Exploring understudied categories of users

Deadline for submissions: June 9, 2017 June 21, 2017 (EXTENDED)
Response to authors: June 30, 2017
Camera ready submission deadline: July 10, 2017
Workshop day: September 12, 2017

Submit to: https://easychair.org/conferences/?conf=nfqs3

All the accepted papers will be included in the ACM Digital Library and in the supplemental proceedings of the UbiComp Conference.

The Quantified Self (QS) movement, which is also known as Personal Informatics (PI), has the aim to collect and use personal data through technological means for self-reflection and self-knowledge. Over recent years, a plethora of self-tracking devices have been developed both for research and commercial purposes. As a result, the practice of tracking personal data has also spread outside the avant-garde circle of quantified selfers, reaching a broader user population. However, despite a growing understanding of how self-trackers track, we know far less about how these tools can be used in specific contexts and communities of practice.

This is due to the fact that research has had a focus on the act of tracking per se, rather than the characteristics of the users, often exclusively emphasizing behavior change goals. This bias, on the one hand, has narrowed our perspective on the QS phenomenon, reducing its likely multifaceted nature to a common ground, and, on the other hand, risks undermining our capability to design PI tools for novel and specific contexts, characterized by individual’s existing habits and purposes.

In this new edition of the workshop we aim at exploring how specific, and still understudied, categories of users might track to address their personal and situated needs, how we can better design for them, and what particular user groups could be impacted by the increasing availability of personal data. This could also provide new opportunities for envisioning how collections of digital traces could go beyond behavior change to investigate new personalized services in e.g. work, education, transportation, and health.

For example: how could people with mental disabilities, like autism or dementia, take advantage of the growing opportunities for tracking mental states? How could patients with a chronic disease, like diabetes, better manage their illness through QS tools? How could particular groups of workers, like employees, be affected by the pervasiveness of tracking, and what kind of ethical issues could arise? What kind of QS tools need to improve to support learning in elementary schools?

Toward this aim, it is necessary to consider a range of issues including:

i) how the same data may have different meanings for different user groups;
ii) how this information can be analyzed by populations that may have specific interaction needs;
iii) what kind of issues QS technologies should face when aiming at integrating in existing habits/conditions;
iv) how design can deal with ethical issues that may vary depending on the context;
v) how to make the data available in a useful form for people with limited technical expertise so they can explore the particular issues that matter to them.

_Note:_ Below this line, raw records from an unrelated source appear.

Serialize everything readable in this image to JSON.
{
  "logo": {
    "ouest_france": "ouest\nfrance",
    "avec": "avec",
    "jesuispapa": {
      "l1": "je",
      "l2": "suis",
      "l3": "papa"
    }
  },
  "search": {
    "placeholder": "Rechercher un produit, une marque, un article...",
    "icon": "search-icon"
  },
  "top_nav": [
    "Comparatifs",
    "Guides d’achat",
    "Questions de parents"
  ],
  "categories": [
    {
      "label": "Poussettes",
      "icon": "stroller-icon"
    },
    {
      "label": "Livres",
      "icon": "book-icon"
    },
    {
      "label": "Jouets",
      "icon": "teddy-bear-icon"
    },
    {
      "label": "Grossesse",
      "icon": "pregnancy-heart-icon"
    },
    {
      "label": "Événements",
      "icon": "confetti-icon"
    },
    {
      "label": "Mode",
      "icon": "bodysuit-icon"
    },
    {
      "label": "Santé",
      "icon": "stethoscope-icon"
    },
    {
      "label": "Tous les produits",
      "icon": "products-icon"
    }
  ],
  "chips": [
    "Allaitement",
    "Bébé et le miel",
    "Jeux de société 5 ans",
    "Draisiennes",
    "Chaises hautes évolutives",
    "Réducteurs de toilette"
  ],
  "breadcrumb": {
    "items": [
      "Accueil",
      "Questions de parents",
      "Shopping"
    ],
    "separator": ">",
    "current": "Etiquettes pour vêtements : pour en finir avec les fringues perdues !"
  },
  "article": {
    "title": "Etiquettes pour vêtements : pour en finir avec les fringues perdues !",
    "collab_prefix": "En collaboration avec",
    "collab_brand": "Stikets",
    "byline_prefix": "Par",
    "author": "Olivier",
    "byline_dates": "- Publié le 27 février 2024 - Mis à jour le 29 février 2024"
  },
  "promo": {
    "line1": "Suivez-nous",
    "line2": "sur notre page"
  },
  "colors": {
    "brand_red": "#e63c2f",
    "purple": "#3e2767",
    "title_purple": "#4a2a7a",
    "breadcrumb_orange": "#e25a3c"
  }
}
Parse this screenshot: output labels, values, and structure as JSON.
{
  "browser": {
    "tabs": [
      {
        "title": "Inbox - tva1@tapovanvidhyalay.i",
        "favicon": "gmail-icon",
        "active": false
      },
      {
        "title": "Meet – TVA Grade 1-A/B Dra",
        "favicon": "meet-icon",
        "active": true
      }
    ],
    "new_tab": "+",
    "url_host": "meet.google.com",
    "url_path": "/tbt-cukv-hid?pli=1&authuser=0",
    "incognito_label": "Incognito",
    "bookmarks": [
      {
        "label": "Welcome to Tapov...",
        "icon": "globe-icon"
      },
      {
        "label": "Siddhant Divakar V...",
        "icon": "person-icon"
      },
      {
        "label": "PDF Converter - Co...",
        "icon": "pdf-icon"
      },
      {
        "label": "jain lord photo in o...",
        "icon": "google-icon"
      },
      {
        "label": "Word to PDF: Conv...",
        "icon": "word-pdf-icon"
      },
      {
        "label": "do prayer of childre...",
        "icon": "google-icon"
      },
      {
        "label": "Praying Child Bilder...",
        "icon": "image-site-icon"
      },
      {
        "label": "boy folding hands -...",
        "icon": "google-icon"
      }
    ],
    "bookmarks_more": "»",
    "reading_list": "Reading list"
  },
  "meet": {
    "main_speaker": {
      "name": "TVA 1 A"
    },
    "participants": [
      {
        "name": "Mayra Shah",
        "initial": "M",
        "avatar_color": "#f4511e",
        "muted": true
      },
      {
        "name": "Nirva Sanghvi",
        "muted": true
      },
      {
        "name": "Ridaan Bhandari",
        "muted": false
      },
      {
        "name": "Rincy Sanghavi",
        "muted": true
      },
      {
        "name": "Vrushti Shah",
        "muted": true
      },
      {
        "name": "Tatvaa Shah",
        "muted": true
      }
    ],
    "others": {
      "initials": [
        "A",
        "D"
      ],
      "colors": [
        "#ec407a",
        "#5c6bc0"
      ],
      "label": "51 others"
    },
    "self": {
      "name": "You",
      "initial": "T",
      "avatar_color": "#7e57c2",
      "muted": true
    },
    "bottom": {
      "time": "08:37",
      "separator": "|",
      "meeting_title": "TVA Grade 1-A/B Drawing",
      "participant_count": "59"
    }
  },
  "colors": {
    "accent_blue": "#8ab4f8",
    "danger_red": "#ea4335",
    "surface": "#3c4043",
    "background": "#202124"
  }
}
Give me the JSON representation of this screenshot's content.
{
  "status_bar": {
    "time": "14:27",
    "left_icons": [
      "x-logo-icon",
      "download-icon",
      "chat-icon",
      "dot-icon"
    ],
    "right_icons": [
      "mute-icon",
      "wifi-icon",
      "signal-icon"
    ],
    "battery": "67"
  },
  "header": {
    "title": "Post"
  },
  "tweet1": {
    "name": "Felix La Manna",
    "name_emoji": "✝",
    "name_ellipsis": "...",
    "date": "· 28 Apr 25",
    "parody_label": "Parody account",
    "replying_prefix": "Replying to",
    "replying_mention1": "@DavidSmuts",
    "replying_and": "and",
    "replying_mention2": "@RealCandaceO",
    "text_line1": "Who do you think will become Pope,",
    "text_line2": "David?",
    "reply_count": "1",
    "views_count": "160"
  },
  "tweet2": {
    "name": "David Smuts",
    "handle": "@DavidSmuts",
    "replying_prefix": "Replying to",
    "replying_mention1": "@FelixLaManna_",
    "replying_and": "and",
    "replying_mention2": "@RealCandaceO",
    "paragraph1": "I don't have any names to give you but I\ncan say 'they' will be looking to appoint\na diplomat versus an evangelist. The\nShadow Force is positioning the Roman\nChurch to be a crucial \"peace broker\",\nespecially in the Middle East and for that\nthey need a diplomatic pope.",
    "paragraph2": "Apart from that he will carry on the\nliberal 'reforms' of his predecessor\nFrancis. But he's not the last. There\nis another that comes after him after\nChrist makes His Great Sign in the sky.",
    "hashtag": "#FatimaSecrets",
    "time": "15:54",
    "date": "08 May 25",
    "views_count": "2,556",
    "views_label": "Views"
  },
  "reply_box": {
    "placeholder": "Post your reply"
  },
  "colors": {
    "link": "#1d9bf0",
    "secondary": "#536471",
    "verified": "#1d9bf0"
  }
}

Relevant workshop topics include but are not limited to:

i) Novel self-tracking tools (e.g. wearable and ubiquitous technologies, mobile apps, etc.) for specific user groups, like stroke patients, manual workers, cyclists, etc.;
ii) Novel visualizations of personal data for people with distinctive interaction needs
iii) Methodologies and technologies for transforming data into knowledge and to help users make sense of their own data;
iv) Applications and services enabled by personal data in particular contexts;
v) Thought-provoking insights and theoretical reflections on how self-tracking tools could impact specific user groups in the future, and how we can face the challenges that this diversity poses for the research/design of QS tools
vi) Use cases that investigate the effectiveness of novel QS solutions for understudied user groups.

We will accept both position papers and research papers, case studies, future research challenges and reflections, four-to-six pages long.

Papers will be reviewed by the program committee based on their pertinence with the workshop topics, quality of the exposition and, mainly, potential to trigger discussions and insights for inspiring the design of new solutions during the workshop.

All workshop papers must be in the SIGCHI Extended Abstract format. Papers should be in pdf format, should not be anonymized and should be submitted to:

The deadline for submission is June 9, 2017.

For any inquiries please email: amon.rapp@gmail.com

The accepted workshop papers will be included in the ACM Digital Library and in the supplemental proceedings of the UbiComp Conference. After the workshop, we also plan to organize a special issue with the most relevant contributions in an International Journal.

Amon Rapp, University of Torino
Federica Cena, University of Torino
Judy Kay, University of Sydney
Bob Kummerfeld, University of Sydney
Frank Hopfgartner, University of Glasgow
Till Plumbaum, Technische Universität Berlin
Jakob Eg Larsen, Technical University of Denmark
Daniel A. Epstein, University of Washington
Rúben Gouveia, Madeira Interactive Technologies